Benetech has leveraged the work DAISY did and created a consulting program that just finished a successful pilot. Through this program, Benetech works with publishers and reviews their EPUB files, advising them on their accessibility compliance, offering consolation when accessibility isn’t compliant, offering ways to fix said accessibility issues, and then publicly certifying the files as being accessible. We like to think of it as giving them the Benetech Good Housekeeping Seal of Approval!

The pilot program concluded this past October and involved us reviewing forty files from ten publishing partners. It was truly a fascinating experience to do a deep dive into publishers’ files and engage with them about their accessibility strategy. In addition, it was extremely satisfying to see how they incorporated our suggestions into their content and created truly born accessible materials.

Now that we have completed a successful pilot, we are ready to dive into an in-depth review process and accredit publishers as being accessible once they’ve proven their process consistently produces fully conforming files.
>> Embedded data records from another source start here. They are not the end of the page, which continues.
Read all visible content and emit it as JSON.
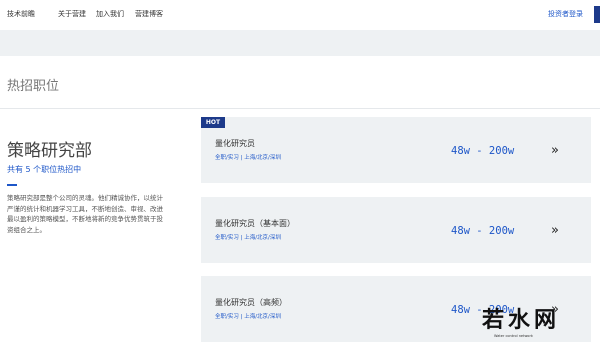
{
  "nav": {
    "items": [
      "技术前瞻",
      "关于营建",
      "加入我们",
      "营建博客"
    ],
    "right_link": "投资者登录"
  },
  "section_title": "热招职位",
  "department": {
    "title": "策略研究部",
    "subtitle": "共有 5 个职位热招中",
    "description": "策略研究部是整个公司的灵魂。他们精诚协作，以统计严谨的统计和机器学习工具，不断地创造、审视、改进最以盈利的策略模型，不断地将新的竞争优势贯筑于投资组合之上。"
  },
  "hot_badge": "HOT",
  "jobs": [
    {
      "title": "量化研究员",
      "meta": "全职/实习 | 上海/北京/深圳",
      "salary": "48w - 200w",
      "arrow": "»"
    },
    {
      "title": "量化研究员（基本面）",
      "meta": "全职/实习 | 上海/北京/深圳",
      "salary": "48w - 200w",
      "arrow": "»"
    },
    {
      "title": "量化研究员（高频）",
      "meta": "全职/实习 | 上海/北京/深圳",
      "salary": "48w - 200w",
      "arrow": "»"
    }
  ],
  "watermark": {
    "text": "若水网",
    "subtext": "Water   control   network"
  },
  "colors": {
    "accent": "#1d56c8",
    "badge": "#1d3a8a",
    "card_bg": "#eef1f3"
  }
}
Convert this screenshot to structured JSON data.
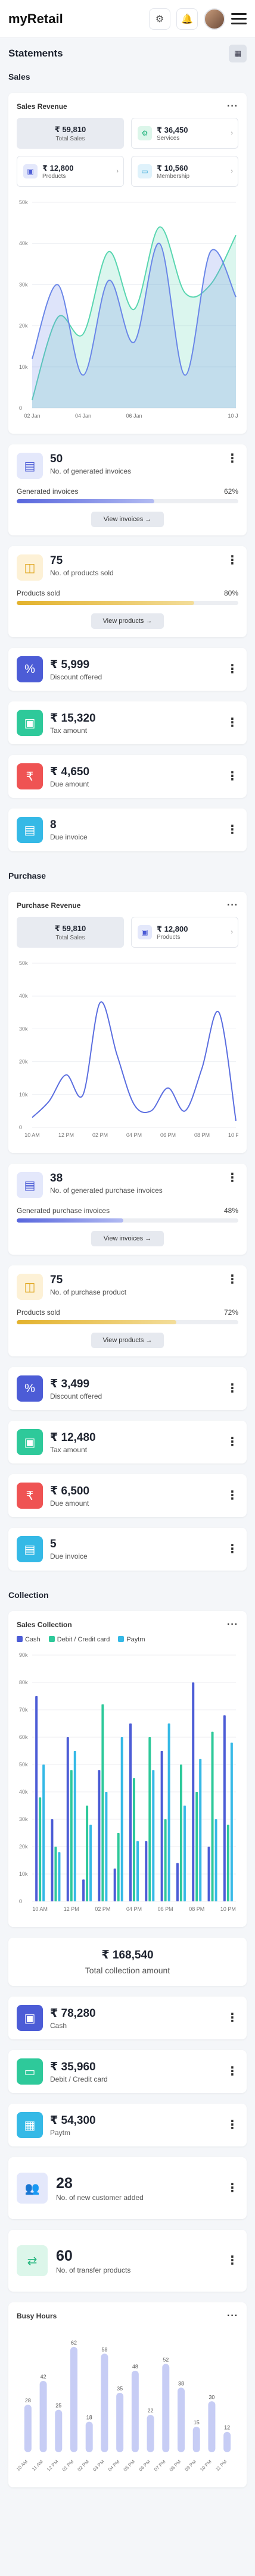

Starting in January, we will meet with more publishers and pitch this program. We’ve already reached out to our international DAISY friends to see who might be interested in joining us in this endeavor, and we have commitments from the RNIB, Dedicon in the Netherlands, and Vision Australia. If you would like to be a part the program please contact Charles LaPierre, Benetech’s Technical Lead for Born Accessible at CharlesL[at]Benetech[dot] org, or Robin Seaman, Benetech’s Director of Content Acquisition at RobinS[at]Benetech[dot]org. Look for an upcoming blog  post with a close-captioned recording of the webinar Robin and Charles recently did work that provided an in-depth review of the pilot and the results.

Project Update: Math Editor

2017 December 22
by Sue-Ann Ma

Last month, the DIAGRAM Center unveiled our new Benetech Math Editor (still in alpha) to the community. The DIAGRAM team also shared our initial excitement about the potential of this new online tool, especially in light of positive feedback received through early end-user testing.

While we believe most DIAGRAM newsletters are happily read by those on our distribution list and further shared on occasion, our prior post about the Math Editor elicited an unprecedented amount of inbound emails and support. The exceptional interest from active DIAGRAM members and new friends has materialized through a number of individuals who have reached out and offered to help test our product, participate in upcoming beta tests, or just to say “I am very excited about your product.” We really appreciate the amazing support from the community and look forward to sharing our developments in the new year – our next release includes significant accessibility and usability enhancements for AT users. Until then, happy holidays to all and special thanks to all the technical folks who have made this project possible (Neil Soiffer, Arno Gourdoul, Jason Schwab and Sina Bahram)!

Project Update: The DIAGRAM Report

2017 December 22
by Lisa Wadors and Charles LaPierre

Invigorated with the success of the first DIAGRAM Report, we are now excitedly beginning work on the 2018 one. It will build on what was done in 2017 and will also explore technologies not previously featured. This is where you, our community, has an important role. We want to make sure your technology needs and interests and those of your students, children, friends, etc. are represented. As such, we invite you to help us determine which technologies we should focus on in 2018 by taking a short survey.  This is your chance to influence the DIAGRAM Center’s work.

Once we have a list of the top priority areas we will connect with experts and research how these technologies might affect students with disabilities. If you are interested in being more involved or have feedback, please contact the report authors, Charles LaPierre at CharlesL[at]Benetech[dot]org or Lisa Wadors at LisaW[at]Benetech[dot]org.